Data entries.
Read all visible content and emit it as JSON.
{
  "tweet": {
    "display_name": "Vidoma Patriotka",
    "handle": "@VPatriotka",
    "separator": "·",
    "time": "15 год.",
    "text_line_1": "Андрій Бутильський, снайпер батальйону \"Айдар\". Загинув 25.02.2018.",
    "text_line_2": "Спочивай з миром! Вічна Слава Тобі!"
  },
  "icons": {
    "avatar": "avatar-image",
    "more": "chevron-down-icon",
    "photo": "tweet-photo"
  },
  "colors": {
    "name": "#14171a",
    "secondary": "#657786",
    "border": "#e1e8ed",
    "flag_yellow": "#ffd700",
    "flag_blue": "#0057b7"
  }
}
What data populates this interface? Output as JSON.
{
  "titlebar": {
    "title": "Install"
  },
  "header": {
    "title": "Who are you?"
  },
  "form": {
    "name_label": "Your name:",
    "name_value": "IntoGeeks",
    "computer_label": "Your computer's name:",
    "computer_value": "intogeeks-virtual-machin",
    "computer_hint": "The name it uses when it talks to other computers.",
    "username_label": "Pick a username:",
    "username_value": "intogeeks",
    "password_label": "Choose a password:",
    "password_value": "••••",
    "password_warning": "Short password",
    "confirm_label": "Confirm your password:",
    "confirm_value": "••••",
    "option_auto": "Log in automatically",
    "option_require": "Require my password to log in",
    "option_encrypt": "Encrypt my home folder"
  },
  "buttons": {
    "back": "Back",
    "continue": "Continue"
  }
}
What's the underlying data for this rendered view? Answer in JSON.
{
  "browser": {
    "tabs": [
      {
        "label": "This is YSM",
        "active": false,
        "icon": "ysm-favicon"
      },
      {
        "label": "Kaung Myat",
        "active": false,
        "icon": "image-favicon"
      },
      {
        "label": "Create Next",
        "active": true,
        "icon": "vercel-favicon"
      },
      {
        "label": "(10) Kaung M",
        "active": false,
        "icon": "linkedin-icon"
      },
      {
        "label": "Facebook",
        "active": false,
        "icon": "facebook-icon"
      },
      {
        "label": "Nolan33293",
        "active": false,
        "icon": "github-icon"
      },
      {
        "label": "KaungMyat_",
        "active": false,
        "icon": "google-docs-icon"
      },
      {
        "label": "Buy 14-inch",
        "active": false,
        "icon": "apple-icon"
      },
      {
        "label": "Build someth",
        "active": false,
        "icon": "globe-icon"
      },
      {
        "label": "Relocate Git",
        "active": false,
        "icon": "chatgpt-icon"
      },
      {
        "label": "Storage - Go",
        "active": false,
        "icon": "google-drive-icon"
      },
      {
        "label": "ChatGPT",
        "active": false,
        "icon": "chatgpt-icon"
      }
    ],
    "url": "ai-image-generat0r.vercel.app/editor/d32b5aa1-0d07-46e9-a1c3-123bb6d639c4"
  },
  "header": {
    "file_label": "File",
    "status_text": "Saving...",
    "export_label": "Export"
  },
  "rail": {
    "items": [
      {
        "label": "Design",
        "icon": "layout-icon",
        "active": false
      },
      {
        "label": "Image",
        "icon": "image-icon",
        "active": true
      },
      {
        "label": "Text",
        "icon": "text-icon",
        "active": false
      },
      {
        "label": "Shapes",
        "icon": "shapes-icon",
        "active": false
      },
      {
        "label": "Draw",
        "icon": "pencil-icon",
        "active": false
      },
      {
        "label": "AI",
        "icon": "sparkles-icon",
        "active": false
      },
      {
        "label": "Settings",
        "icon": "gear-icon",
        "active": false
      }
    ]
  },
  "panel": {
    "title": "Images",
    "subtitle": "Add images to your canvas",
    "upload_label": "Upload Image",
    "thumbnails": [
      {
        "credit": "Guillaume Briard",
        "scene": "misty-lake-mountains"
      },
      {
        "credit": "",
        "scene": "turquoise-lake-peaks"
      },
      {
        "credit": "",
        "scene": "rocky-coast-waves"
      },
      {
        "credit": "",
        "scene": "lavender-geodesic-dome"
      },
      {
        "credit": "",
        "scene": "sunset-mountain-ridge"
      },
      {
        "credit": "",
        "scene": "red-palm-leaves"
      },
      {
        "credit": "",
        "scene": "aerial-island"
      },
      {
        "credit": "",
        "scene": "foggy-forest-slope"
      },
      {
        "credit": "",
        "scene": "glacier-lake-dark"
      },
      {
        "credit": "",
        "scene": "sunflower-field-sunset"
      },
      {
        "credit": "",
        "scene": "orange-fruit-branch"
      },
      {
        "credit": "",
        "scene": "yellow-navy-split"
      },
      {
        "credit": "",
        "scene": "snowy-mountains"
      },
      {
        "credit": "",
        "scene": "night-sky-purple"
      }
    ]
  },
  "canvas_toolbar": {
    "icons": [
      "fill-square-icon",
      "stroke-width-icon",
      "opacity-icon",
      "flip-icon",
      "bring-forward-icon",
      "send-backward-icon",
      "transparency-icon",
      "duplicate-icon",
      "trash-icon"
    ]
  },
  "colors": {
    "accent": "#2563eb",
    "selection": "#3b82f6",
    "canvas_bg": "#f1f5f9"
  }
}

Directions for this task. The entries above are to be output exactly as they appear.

Response box.
Read all visible content and emit it as JSON.
{
  "tweet": {
    "display_name": "Vidoma Patriotka",
    "handle": "@VPatriotka",
    "separator": "·",
    "time": "15 год.",
    "text_line_1": "Андрій Бутильський, снайпер батальйону \"Айдар\". Загинув 25.02.2018.",
    "text_line_2": "Спочивай з миром! Вічна Слава Тобі!"
  },
  "icons": {
    "avatar": "avatar-image",
    "more": "chevron-down-icon",
    "photo": "tweet-photo"
  },
  "colors": {
    "name": "#14171a",
    "secondary": "#657786",
    "border": "#e1e8ed",
    "flag_yellow": "#ffd700",
    "flag_blue": "#0057b7"
  }
}
What data populates this interface? Output as JSON.
{
  "titlebar": {
    "title": "Install"
  },
  "header": {
    "title": "Who are you?"
  },
  "form": {
    "name_label": "Your name:",
    "name_value": "IntoGeeks",
    "computer_label": "Your computer's name:",
    "computer_value": "intogeeks-virtual-machin",
    "computer_hint": "The name it uses when it talks to other computers.",
    "username_label": "Pick a username:",
    "username_value": "intogeeks",
    "password_label": "Choose a password:",
    "password_value": "••••",
    "password_warning": "Short password",
    "confirm_label": "Confirm your password:",
    "confirm_value": "••••",
    "option_auto": "Log in automatically",
    "option_require": "Require my password to log in",
    "option_encrypt": "Encrypt my home folder"
  },
  "buttons": {
    "back": "Back",
    "continue": "Continue"
  }
}
What's the underlying data for this rendered view? Answer in JSON.
{
  "browser": {
    "tabs": [
      {
        "label": "This is YSM",
        "active": false,
        "icon": "ysm-favicon"
      },
      {
        "label": "Kaung Myat",
        "active": false,
        "icon": "image-favicon"
      },
      {
        "label": "Create Next",
        "active": true,
        "icon": "vercel-favicon"
      },
      {
        "label": "(10) Kaung M",
        "active": false,
        "icon": "linkedin-icon"
      },
      {
        "label": "Facebook",
        "active": false,
        "icon": "facebook-icon"
      },
      {
        "label": "Nolan33293",
        "active": false,
        "icon": "github-icon"
      },
      {
        "label": "KaungMyat_",
        "active": false,
        "icon": "google-docs-icon"
      },
      {
        "label": "Buy 14-inch",
        "active": false,
        "icon": "apple-icon"
      },
      {
        "label": "Build someth",
        "active": false,
        "icon": "globe-icon"
      },
      {
        "label": "Relocate Git",
        "active": false,
        "icon": "chatgpt-icon"
      },
      {
        "label": "Storage - Go",
        "active": false,
        "icon": "google-drive-icon"
      },
      {
        "label": "ChatGPT",
        "active": false,
        "icon": "chatgpt-icon"
      }
    ],
    "url": "ai-image-generat0r.vercel.app/editor/d32b5aa1-0d07-46e9-a1c3-123bb6d639c4"
  },
  "header": {
    "file_label": "File",
    "status_text": "Saving...",
    "export_label": "Export"
  },
  "rail": {
    "items": [
      {
        "label": "Design",
        "icon": "layout-icon",
        "active": false
      },
      {
        "label": "Image",
        "icon": "image-icon",
        "active": true
      },
      {
        "label": "Text",
        "icon": "text-icon",
        "active": false
      },
      {
        "label": "Shapes",
        "icon": "shapes-icon",
        "active": false
      },
      {
        "label": "Draw",
        "icon": "pencil-icon",
        "active": false
      },
      {
        "label": "AI",
        "icon": "sparkles-icon",
        "active": false
      },
      {
        "label": "Settings",
        "icon": "gear-icon",
        "active": false
      }
    ]
  },
  "panel": {
    "title": "Images",
    "subtitle": "Add images to your canvas",
    "upload_label": "Upload Image",
    "thumbnails": [
      {
        "credit": "Guillaume Briard",
        "scene": "misty-lake-mountains"
      },
      {
        "credit": "",
        "scene": "turquoise-lake-peaks"
      },
      {
        "credit": "",
        "scene": "rocky-coast-waves"
      },
      {
        "credit": "",
        "scene": "lavender-geodesic-dome"
      },
      {
        "credit": "",
        "scene": "sunset-mountain-ridge"
      },
      {
        "credit": "",
        "scene": "red-palm-leaves"
      },
      {
        "credit": "",
        "scene": "aerial-island"
      },
      {
        "credit": "",
        "scene": "foggy-forest-slope"
      },
      {
        "credit": "",
        "scene": "glacier-lake-dark"
      },
      {
        "credit": "",
        "scene": "sunflower-field-sunset"
      },
      {
        "credit": "",
        "scene": "orange-fruit-branch"
      },
      {
        "credit": "",
        "scene": "yellow-navy-split"
      },
      {
        "credit": "",
        "scene": "snowy-mountains"
      },
      {
        "credit": "",
        "scene": "night-sky-purple"
      }
    ]
  },
  "canvas_toolbar": {
    "icons": [
      "fill-square-icon",
      "stroke-width-icon",
      "opacity-icon",
      "flip-icon",
      "bring-forward-icon",
      "send-backward-icon",
      "transparency-icon",
      "duplicate-icon",
      "trash-icon"
    ]
  },
  "colors": {
    "accent": "#2563eb",
    "selection": "#3b82f6",
    "canvas_bg": "#f1f5f9"
  }
}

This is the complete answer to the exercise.